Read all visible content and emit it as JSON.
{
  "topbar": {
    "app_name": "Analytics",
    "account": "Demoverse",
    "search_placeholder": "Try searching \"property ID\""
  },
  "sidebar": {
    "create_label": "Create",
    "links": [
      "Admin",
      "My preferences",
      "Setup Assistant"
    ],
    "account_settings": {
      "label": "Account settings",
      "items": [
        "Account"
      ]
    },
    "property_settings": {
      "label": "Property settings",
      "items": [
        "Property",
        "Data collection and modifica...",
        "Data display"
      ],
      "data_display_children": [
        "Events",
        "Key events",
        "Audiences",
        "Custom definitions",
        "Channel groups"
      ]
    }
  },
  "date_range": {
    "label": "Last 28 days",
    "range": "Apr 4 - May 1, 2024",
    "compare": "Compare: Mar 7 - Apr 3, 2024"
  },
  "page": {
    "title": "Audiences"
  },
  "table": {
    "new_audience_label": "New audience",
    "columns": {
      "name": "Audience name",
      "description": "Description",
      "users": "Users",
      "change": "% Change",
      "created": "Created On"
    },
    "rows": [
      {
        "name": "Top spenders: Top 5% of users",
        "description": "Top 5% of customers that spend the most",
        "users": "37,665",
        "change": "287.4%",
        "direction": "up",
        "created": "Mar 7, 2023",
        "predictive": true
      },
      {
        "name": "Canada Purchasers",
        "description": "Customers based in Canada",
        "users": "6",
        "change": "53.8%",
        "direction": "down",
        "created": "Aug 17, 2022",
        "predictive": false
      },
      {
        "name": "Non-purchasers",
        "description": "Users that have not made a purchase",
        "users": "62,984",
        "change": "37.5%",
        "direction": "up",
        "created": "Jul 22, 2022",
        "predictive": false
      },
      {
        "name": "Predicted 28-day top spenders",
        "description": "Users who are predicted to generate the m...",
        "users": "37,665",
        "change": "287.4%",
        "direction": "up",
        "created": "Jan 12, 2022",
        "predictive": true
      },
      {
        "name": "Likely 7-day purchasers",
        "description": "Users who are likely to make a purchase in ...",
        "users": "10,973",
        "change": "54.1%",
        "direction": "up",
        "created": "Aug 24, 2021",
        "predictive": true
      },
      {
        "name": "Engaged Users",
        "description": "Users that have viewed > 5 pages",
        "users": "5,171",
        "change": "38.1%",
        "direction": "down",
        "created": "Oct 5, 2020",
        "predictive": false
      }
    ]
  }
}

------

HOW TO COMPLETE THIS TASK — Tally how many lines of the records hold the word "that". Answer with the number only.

TASK RESPONSE — 3